4. Chicken and apple juice. Recent studies have found both chicken and apple juice sold in the U.S. can contain small levels of arsenic, which has been linked to skin, lung, and bladder cancer. Some apple juices were found to contain more than the amount deemed safe in drinking water. The good news is that as a result of an FDA study on chicken, the manufacturer of the chicken feed laced with arsenic said it would pull the ingredient off the market. The debate on juice is still ongoing. Carefully research the brands you buy.
5. Restaurant grilled or pan-fried chicken. A study published in Nutrition and Cancer found that when 100 samples of grilled chicken from seven popular chain restaurants contained PhIP, a known human carcinogen. The restaurants where the samples were obtained included Applebee’s, Burger King, Chick-fil-A, Chili’s, McDonald’s, Outback, and T.G.I. Friday’s-and watch out. Some of the samples tested included the grilled chicken that’s used on salads.
6. Donuts, rolls, and buns. Most of these are made from white flour, and white flour may contain potassium bromate, a food additive used in the bread-making process that has been found to be carcinogenic in animal studies. The Center for Science in the Public Interest has petitioned the FDA to prohibit the use of potassium bromate, but so far it is not restricted in the U.S. Donuts are also full of sugar and trans fats, so either cut them out completely, or eat sparingly. Look for “potassium bromate” or “bromated flour” on the ingredient label. Brands like Orowheat, Entenmann’s, Pepperidge Farm, and Pillsbury have switched to bromate-free processes. Supermarket chains like Giant, Jewel, Ralph’s, and Von’s also do not use bromate.
Do you have tips for avoiding carcinogens in food? Please share!
National Cancer Institute Fact Sheet, “Acrylamide in Food and Cancer Risk.” http://www.cancer.gov/cancertopics/factsheet/Risk/acrylamide-in-food.
Peters J, et al ” Processed meats and risk of childhood leukemia (California, USA)” Cancer Causes & Control 5: 195-202, 1994.
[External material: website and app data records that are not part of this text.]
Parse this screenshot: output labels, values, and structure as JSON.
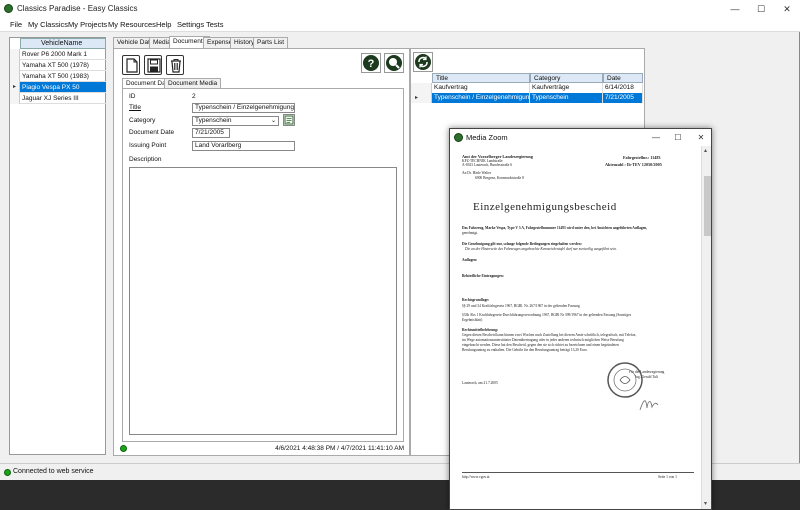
{
  "window": {
    "title": "Classics Paradise - Easy Classics",
    "controls": [
      "—",
      "☐",
      "✕"
    ]
  },
  "menu": [
    "File",
    "My Classics",
    "My Projects",
    "My Resources",
    "Help",
    "Settings",
    "Tests"
  ],
  "vehicle_list": {
    "header": "VehicleName",
    "rows": [
      "Rover P6 2000 Mark 1",
      "Yamaha  XT 500 (1978)",
      "Yamaha XT 500 (1983)",
      "Piagio Vespa PX 50",
      "Jaguar XJ Series III"
    ],
    "selected_index": 3,
    "row_indicator": "▸"
  },
  "tabs": [
    "Vehicle Data",
    "Media",
    "Documents",
    "Expenses",
    "History",
    "Parts List"
  ],
  "active_tab": "Documents",
  "toolbar": {
    "new": "new-document-icon",
    "save": "save-icon",
    "delete": "trash-icon",
    "help": "help-icon",
    "zoom": "zoom-icon",
    "refresh": "refresh-icon"
  },
  "subtabs": [
    "Document Data",
    "Document Media"
  ],
  "form": {
    "id_label": "ID",
    "id_value": "2",
    "title_label": "Title",
    "title_value": "Typenschein / Einzelgenehmigung",
    "category_label": "Category",
    "category_value": "Typenschein",
    "date_label": "Document Date",
    "date_value": "7/21/2005",
    "issuing_label": "Issuing Point",
    "issuing_value": "Land Vorarlberg",
    "description_label": "Description"
  },
  "status_line": "4/6/2021 4:48:38 PM / 4/7/2021 11:41:10 AM",
  "doc_grid": {
    "headers": [
      "Title",
      "Category",
      "Date"
    ],
    "rows": [
      [
        "Kaufvertrag",
        "Kaufverträge",
        "6/14/2018"
      ],
      [
        "Typenschein / Einzelgenehmigung",
        "Typenschein",
        "7/21/2005"
      ]
    ],
    "selected_index": 1,
    "row_indicator": "▸"
  },
  "bottom_status": "Connected to web service",
  "media_zoom": {
    "title": "Media Zoom",
    "controls": [
      "—",
      "☐",
      "✕"
    ],
    "doc": {
      "sender_1": "Amt der Vorarlberger Landesregierung",
      "sender_2": "KFZ-TECHNIK Landstraße",
      "sender_3": "A-6923 Lauterach, Bundesstraße 6",
      "ref_1": "Fahrgestellnr.: 11483",
      "ref_2": "Aktenzahl : Ib-TEV 12050/2005",
      "addr_1": "An    Dr. Härle Walter",
      "addr_2": "6900   Bregenz, Kornmarktstraße 8",
      "heading": "Einzelgenehmigungsbescheid",
      "p1": "Das Fahrzeug, Marke Vespa, Type V 5 A, Fahrgestellnummer 11483 wird unter den, bei Ansichten angeführten Auflagen,",
      "p1b": "genehmigt.",
      "p2": "Die Genehmigung gilt nur, solange folgende Bedingungen eingehalten werden:",
      "p2b": "Die an der Hinterseite des Fahrzeuges angebrachte Kennzeichentafel darf nur zweizeilig ausgeführt sein.",
      "p3": "Auflagen:",
      "p4": "Behördliche Eintragungen:",
      "p5": "Rechtsgrundlage:",
      "p5b": "§§ 29 und 34 Kraftfahrgesetz 1967, BGBl. Nr. 267/1967 in der geltenden Fassung",
      "p6": "§33b Abs 1 Kraftfahrgesetz-Durchführungsverordnung 1967, BGBl Nr 399/1967 in der geltenden Fassung (Sonstiges",
      "p6b": "Ergebnisblatt)",
      "p7": "Rechtsmittelbelehrung:",
      "p7b": "Gegen diesen Bescheid kann binnen zwei Wochen nach Zustellung bei diesem Amte schriftlich, telegrafisch, mit Telefax,",
      "p7c": "im Wege automationsunterstützter Datenübertragung oder in jeder anderen technisch möglichen Weise Berufung",
      "p7d": "eingebracht werden. Diese hat den Bescheid, gegen den sie sich richtet zu bezeichnen und einen begründeten",
      "p7e": "Berufungsantrag zu enthalten. Die Gebühr für den Berufungsantrag beträgt 13,20 Euro.",
      "sign_1": "Für die Landesregierung",
      "sign_2": "Ing. Gerald Tuli",
      "place_date": "Lauterach, am 21.7.2005",
      "footer_left": "http://www.vgov.at",
      "footer_right": "Seite 1 von 1"
    }
  },
  "colors": {
    "selection": "#0078d7",
    "grid_header": "#dce8f5",
    "status_green": "#1fa01f",
    "app_icon": "#2e6e2e"
  }
}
William Neuman, “What’s Inside the Bun?” The New York Times, July 1, 2011. http://www.nytimes.com/2011/07/02/business/02hotdog.html.
Ruth A. Keri, et al., “An Evaluation of Evidence for the Carcinogenic Activity of Bisphenol A,” Reprod. Toxicol, 2007; 24(2): 240-252. http://www.ncbi.nlm.nih.gov/pmc/articles/PMC2442886/.
Jenny L. Carwile, et al. “Canned Soup Consumption and Urinary Bisphenol A: A Randomized Crossover Trial.” The Journal of the American Medical Association, November 23/30, 2011, Vol. 306, No. 20, pp 2187-2283. http://jama.ama-assn.org/content/306/20/2218.2.short.
Kristie M. Sullivan, et al., “Detection of PhIP in Grilled Chicken Entrees at Popular Chain Restaurants Throughout California.” Nutrition and Cancer Volume 60, Issue 5, 2008. http://www.tandfonline.com/doi/abs/10.1080/01635580801956519.
Y Kurokawa, et al., “Toxicity and Carcinogenicity of Potassium Bromate-a New Renal Carcinogen,” Environ Health Perspect. 1990 July; 87: 309-335. http://www.ncbi.nlm.nih.gov/pmc/articles/PMC1567851/.
Photo courtesy stu_spivack via Flickr.com.